  • Seeing more of Batwoman’s personality interests you.
  • Terry still being an amnesiac isn’t a deal breaker.
  • You think Derek Powers returning as Blight recaptures some of the old cartoon magic.

Overall

Batman Beyond #38 slowly moves the pieces together and creates a semblance of an overarching plot. While the new Batwoman exists more as a symbol than a fully fledged character right now, Jurgens has fully set up Matt and Bruce to finally meet her. Sean Chen’s art gets the job done in the action sequences, but sometimes struggles in the more intimate scenes which could use more exaggerated facial work. With one of Batman Beyond’s best villains afoot in Blight, Jurgens needs to get his characters aligned with each other to take him on sooner rather than later. If the book treads any more water, Batman Beyond #38 will find itself existing as just another cog in the slow set up of the new Batwoman.

Score: 5.5/10

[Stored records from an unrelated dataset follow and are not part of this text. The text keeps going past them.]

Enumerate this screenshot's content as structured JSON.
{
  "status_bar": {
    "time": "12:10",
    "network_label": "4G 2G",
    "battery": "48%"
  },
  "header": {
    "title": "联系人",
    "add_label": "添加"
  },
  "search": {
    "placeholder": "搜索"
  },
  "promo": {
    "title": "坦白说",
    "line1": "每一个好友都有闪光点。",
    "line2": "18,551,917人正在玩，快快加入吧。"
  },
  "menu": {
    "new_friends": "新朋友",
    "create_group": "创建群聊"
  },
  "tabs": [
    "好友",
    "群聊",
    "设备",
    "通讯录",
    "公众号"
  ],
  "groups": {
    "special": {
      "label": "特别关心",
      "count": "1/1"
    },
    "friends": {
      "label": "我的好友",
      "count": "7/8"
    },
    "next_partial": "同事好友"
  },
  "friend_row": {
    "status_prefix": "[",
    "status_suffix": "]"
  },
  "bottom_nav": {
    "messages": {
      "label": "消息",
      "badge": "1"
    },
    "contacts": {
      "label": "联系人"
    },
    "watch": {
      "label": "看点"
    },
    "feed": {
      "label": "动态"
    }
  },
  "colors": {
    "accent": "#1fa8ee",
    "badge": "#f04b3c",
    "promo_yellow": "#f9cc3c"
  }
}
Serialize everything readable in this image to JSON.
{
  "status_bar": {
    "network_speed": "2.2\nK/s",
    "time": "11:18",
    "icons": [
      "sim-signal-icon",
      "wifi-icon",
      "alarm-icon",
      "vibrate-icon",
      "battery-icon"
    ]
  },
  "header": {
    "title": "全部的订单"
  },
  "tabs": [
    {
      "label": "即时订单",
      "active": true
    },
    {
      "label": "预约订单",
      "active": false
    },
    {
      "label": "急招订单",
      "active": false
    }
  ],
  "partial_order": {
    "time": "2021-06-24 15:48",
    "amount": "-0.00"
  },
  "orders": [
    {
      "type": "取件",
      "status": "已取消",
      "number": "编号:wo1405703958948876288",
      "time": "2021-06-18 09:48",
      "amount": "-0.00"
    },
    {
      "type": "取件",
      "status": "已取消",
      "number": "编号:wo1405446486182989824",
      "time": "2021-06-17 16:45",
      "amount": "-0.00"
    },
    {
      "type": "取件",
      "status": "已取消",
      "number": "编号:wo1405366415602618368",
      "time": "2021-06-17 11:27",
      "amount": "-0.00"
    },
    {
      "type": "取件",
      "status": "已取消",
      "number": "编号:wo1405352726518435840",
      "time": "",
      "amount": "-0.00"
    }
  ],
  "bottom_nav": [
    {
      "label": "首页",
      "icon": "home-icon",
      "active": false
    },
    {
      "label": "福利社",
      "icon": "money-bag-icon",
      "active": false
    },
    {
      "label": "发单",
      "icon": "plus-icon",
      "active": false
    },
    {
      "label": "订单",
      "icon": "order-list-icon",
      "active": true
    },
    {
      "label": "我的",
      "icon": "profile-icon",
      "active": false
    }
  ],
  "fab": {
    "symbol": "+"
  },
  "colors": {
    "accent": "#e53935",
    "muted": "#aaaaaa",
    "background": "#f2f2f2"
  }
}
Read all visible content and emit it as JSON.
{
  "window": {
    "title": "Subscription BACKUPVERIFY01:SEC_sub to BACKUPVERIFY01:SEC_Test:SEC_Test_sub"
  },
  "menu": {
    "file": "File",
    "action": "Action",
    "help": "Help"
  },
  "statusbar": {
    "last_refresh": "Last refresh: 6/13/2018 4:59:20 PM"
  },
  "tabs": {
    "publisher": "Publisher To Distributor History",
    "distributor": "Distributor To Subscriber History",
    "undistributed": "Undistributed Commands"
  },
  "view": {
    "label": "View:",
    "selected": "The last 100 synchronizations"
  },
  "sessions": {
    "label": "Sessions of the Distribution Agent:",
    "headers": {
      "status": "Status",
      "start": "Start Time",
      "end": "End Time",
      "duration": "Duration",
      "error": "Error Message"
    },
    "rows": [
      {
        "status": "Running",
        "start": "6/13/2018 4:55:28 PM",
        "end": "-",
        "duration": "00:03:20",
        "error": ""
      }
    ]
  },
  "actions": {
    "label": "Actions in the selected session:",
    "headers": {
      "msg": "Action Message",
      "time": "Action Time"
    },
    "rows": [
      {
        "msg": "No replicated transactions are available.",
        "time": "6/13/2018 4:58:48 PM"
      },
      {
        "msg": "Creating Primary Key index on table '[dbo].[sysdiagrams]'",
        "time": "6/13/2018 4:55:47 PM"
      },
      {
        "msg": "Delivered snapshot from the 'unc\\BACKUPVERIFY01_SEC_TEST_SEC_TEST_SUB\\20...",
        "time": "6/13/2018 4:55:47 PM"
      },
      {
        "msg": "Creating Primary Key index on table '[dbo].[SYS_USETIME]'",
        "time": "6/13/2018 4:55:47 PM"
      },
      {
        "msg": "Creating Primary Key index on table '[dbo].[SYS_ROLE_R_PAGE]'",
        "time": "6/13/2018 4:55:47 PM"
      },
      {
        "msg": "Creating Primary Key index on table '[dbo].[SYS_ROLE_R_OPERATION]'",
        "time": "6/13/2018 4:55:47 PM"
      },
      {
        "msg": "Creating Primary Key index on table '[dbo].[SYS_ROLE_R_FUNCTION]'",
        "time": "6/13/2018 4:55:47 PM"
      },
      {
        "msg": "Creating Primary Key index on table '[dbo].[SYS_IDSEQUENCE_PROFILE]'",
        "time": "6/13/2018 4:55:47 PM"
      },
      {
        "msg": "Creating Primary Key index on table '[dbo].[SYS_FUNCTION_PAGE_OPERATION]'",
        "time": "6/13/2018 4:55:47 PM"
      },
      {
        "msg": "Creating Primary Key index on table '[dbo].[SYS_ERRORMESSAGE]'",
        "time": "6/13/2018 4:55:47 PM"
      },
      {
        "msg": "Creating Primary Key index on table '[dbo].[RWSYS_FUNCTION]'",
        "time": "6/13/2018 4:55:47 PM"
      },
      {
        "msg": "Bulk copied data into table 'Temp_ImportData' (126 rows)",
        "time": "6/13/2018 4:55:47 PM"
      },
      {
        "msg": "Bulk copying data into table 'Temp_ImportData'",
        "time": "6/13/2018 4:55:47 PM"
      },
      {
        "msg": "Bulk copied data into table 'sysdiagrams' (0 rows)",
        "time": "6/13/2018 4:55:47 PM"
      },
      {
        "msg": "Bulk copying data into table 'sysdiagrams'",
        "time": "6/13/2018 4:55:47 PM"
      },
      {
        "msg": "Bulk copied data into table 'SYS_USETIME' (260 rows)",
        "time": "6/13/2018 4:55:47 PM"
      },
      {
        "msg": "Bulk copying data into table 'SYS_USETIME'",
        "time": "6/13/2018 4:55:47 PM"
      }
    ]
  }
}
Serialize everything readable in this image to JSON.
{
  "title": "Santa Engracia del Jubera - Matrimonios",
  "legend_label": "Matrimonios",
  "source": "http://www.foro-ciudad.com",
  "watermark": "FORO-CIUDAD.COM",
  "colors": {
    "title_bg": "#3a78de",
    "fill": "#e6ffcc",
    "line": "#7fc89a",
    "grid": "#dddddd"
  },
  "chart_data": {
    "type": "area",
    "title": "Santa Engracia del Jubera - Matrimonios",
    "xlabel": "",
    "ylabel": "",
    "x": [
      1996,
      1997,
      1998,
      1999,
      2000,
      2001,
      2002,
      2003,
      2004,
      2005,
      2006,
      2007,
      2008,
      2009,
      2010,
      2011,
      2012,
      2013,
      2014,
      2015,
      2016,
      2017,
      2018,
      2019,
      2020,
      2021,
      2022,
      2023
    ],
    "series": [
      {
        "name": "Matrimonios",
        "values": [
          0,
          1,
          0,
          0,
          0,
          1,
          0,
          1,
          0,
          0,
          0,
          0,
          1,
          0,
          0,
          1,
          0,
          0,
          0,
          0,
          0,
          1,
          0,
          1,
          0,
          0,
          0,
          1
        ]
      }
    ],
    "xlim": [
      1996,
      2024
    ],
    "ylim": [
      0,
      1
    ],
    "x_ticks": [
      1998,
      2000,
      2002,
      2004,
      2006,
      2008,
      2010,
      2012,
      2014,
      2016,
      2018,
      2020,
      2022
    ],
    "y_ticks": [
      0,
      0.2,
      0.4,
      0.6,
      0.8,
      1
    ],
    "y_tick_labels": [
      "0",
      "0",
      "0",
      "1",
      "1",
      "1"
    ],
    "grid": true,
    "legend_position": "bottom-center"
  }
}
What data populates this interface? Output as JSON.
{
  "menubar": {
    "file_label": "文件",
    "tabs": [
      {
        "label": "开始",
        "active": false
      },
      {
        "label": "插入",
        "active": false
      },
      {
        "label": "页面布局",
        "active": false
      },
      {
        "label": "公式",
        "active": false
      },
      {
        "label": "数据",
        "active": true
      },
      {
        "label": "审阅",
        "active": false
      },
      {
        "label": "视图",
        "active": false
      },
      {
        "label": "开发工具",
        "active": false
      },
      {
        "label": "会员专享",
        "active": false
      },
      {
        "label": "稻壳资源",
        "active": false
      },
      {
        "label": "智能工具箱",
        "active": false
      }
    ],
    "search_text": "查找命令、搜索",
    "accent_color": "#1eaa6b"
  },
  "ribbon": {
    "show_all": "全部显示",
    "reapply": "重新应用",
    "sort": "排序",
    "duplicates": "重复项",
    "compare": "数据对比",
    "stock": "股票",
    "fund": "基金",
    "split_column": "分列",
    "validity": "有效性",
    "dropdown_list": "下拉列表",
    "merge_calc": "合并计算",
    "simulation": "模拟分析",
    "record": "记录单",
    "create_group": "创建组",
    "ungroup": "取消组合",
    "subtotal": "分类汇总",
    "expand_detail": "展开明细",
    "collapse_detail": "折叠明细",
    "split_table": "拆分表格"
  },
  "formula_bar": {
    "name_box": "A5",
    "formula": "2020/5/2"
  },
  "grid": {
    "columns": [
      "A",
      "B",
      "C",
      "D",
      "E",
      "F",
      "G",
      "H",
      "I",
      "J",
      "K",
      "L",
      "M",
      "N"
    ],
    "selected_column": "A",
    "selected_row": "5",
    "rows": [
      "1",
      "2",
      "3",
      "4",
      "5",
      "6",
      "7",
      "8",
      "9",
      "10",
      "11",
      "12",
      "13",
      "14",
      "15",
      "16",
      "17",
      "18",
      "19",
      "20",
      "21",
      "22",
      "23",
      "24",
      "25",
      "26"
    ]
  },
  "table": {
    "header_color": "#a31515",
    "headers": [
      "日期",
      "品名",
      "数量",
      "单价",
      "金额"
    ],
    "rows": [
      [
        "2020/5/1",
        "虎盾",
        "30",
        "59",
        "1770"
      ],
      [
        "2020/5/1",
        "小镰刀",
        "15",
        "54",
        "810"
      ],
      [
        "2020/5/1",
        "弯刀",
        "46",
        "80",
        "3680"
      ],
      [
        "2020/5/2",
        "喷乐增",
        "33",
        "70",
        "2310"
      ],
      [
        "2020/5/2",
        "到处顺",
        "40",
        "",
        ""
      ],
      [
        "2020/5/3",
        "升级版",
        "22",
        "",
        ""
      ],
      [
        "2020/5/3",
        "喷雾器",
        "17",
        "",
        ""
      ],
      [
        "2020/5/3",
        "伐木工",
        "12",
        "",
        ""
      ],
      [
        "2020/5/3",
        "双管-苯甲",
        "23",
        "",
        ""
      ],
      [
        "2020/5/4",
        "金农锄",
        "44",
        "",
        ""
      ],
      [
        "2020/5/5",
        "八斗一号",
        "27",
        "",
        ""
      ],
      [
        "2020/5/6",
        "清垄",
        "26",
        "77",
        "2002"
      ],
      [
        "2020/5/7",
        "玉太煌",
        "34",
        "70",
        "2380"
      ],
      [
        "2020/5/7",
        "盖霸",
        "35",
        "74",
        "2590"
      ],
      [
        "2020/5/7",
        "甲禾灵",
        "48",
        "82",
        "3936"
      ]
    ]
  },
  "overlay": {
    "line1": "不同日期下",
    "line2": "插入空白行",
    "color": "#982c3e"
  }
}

Disclaimer: DC Comics provided Batman News with this comic for the purpose of this review.